───── Data for review ─────
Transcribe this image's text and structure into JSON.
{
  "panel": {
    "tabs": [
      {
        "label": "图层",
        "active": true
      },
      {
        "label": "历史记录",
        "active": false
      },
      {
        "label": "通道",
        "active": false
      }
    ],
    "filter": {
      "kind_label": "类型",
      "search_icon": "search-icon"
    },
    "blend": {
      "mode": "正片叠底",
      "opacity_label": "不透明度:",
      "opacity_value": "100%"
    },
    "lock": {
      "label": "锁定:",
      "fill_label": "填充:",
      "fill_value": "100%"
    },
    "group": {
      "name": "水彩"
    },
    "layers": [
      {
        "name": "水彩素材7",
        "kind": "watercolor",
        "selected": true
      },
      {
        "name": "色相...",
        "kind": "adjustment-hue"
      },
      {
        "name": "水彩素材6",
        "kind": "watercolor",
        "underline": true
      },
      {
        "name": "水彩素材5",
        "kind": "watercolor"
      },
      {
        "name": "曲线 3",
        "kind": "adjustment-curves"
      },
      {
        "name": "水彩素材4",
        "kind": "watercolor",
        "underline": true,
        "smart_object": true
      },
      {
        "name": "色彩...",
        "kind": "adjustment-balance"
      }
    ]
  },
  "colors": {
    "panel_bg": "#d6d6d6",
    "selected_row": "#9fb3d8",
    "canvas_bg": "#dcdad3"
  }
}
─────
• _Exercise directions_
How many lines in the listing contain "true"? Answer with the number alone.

• _Problem solution_
5